◆ TASK PROMPT
Whenever a line in the data holds the string "summary", copy that line.

Stored dataset items

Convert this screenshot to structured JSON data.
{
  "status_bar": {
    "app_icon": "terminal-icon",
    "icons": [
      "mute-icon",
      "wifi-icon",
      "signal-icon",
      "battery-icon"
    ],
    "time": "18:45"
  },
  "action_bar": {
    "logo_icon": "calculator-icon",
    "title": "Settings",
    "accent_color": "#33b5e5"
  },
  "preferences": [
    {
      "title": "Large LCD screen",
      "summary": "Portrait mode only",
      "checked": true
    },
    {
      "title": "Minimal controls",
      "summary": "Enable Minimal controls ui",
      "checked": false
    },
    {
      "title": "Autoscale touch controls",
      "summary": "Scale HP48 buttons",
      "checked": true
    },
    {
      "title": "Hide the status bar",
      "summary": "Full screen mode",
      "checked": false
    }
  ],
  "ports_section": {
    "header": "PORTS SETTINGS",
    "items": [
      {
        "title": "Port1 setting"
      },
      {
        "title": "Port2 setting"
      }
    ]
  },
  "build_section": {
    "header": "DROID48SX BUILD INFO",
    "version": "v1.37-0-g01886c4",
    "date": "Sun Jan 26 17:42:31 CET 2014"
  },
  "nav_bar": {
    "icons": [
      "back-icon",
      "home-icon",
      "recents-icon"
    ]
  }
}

◆ RESPONSE AREA
      "summary": "Portrait mode only",
      "summary": "Enable Minimal controls ui",
      "summary": "Scale HP48 buttons",
      "summary": "Full screen mode",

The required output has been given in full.